The Massachusetts Gaming Commission will receive a report from its Investigations and Enforcement Bureau Friday on its findings on accusations of sexual harassment by Steve Wynn and what company executives knew about it.
The report will be key to the commission’s decision on whether Las Vegas-based Wynn Resorts Ltd. can keep its Massachusetts gaming license.
The company is building the $2.6 billion Encore Boston Harbor resort in Everett, Massachusetts, near Boston, and plans to open it in June.
No date has been set for an adjudicatory hearing to determine the company’s suitability.
Steve Wynn has denied harassing anyone.
The report is expected to be heavily redacted because Steve Wynn filed a lawsuit against the commission, lead investigator Karen Wells and Wynn Resorts, alleging that materials within the report contained privileged attorney-client information.
The report isn’t expected to be released publicly until the adjudicatory hearing begins.
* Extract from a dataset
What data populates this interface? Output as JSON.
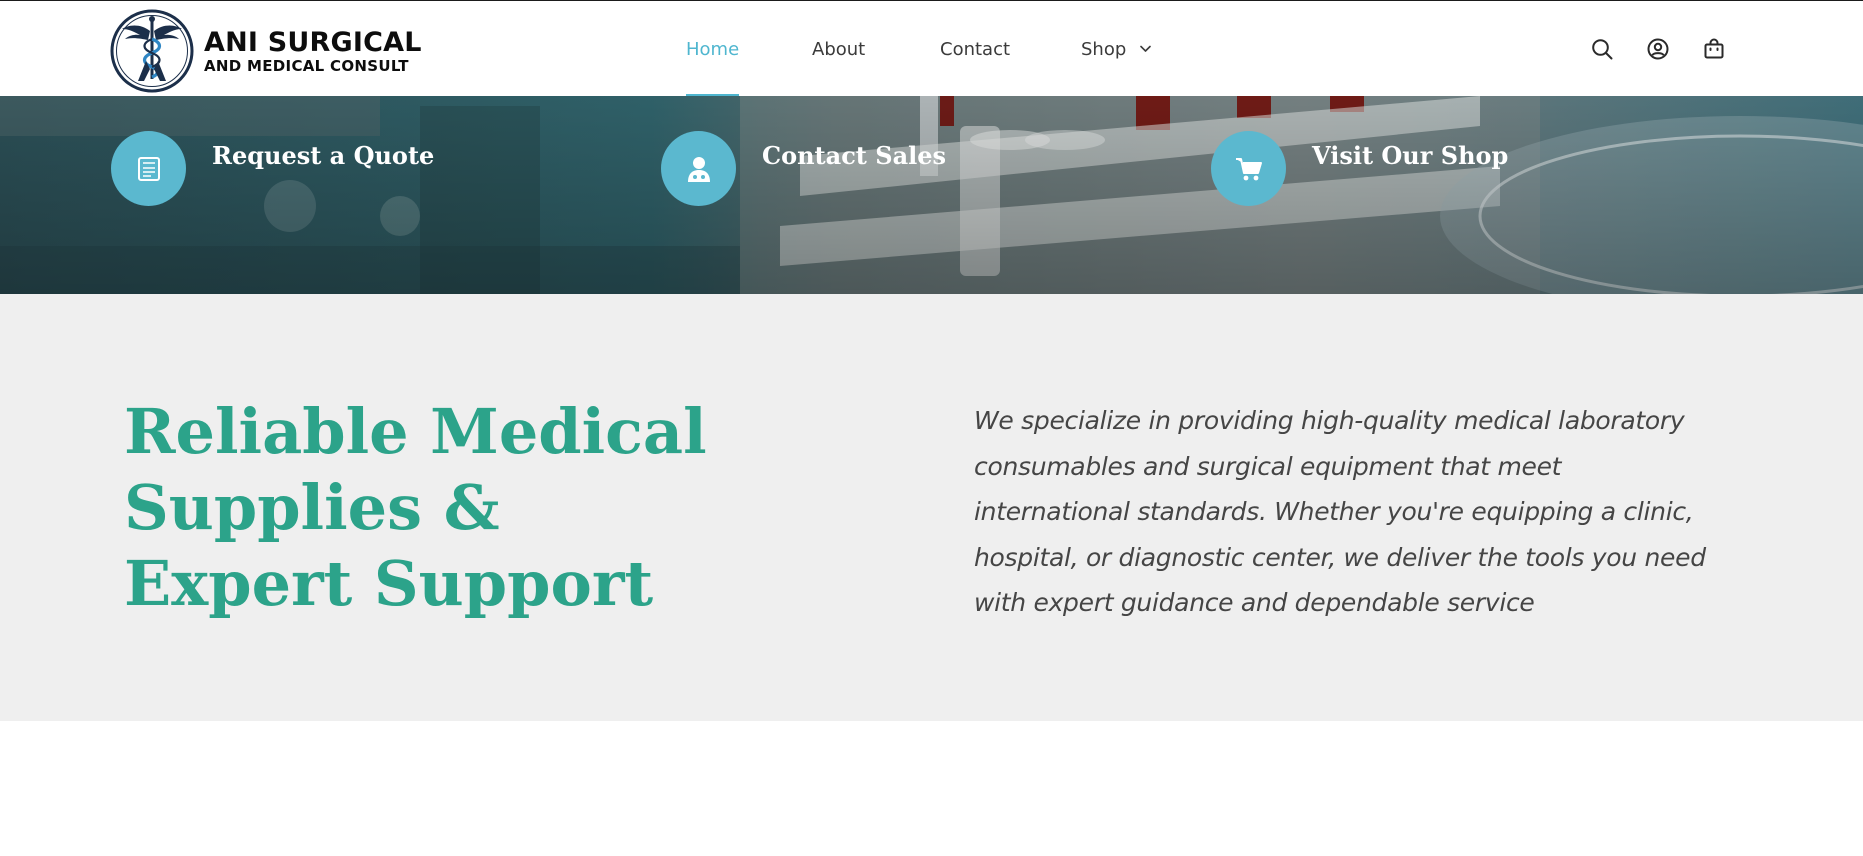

It’s unclear when Wynn Resorts will get a copy of it.
“We appreciate the thoughtful approach the MGC has taken in their investigation and look forward to the next steps in the public process,” a Wynn Resorts spokesman said in an email late Thursday.
Efforts to contact representatives for Steve Wynn were unsuccessful.
The commission settled the lawsuit in Clark County District Court earlier this month and commissioners released 67 pages of documents late Thursday. The packet includes 31 pages of minutes from six closed-door commission executive sessions between Dec. 6 and Feb. 28; the 14-page settlement agreement; and Steve Wynn’s initial lawsuit filing that includes three completely redacted exhibits.
The settlement agreement references the Gibson Dunn Report — an internal report prepared for a special committee of the Wynn Resorts board of directors on sexual harassment complaints within the company. That report, prepared by the Los Angeles law firm of Gibson Dunn & Crutcher, was delivered to the board, which also distributed it to the commission as well as the Nevada Gaming Control Board. The report referenced materials involving other Wynn lawsuits as well as a complaint filed with the federal Equal Employment Opportunity Commission, which investigates harassment claims.
Under the settlement terms, Wynn Resorts agreed not to use or further disseminate the Gibson Dunn Report.
Commissioners also began receiving a list of new board members and executives that will be scrutinized when the commission considers the company’s suitability for licensing.
Wynn board remade
In the past year, the company separated itself from Steve Wynn without paying any severance; remade the company’s board of directors with nearly 50 percent women; and recruited three new executives, all of them women.
Massachusetts Gaming Commission Chairwoman Cathy Judd-Stein explained the release of minutes and future steps.
“As you will see documented in the minutes, gaming commissioners sought an assessment from IEB investigators about the quantity and quality of investigative material available to the commission under the terms of the resolution,” Judd-Stein said in a statement during Thursday’s commission meeting.
“Commissioners also required assurance from investigators that the resolution would guarantee access to all of the substantive information necessary to make a fully informed decision about the suitability of Wynn Resorts,” she said. “Additionally, meeting minutes note that the commissioners engaged in extensive discussions with legal counsel and thoroughly explored all litigation options.”
Judd-Stein said the decision to execute a resolution accomplished two goals: It ensured commissioners access to critical investigative information and eliminated the uncertainty of prolonged litigation.
Wynn Resorts’ future date with the Massachusetts Gaming Commission will be the second hearing involving accusations against Steve Wynn, first reported in January 2018. He resigned as chairman and CEO of the company about a week later and the company has distanced itself from him.
Last month, the Nevada Gaming Commission fined Wynn Resorts a record $20 million for violating Nevada laws and regulations as a result of the allegations that Steve Wynn harassed at least eight female employees over several decades.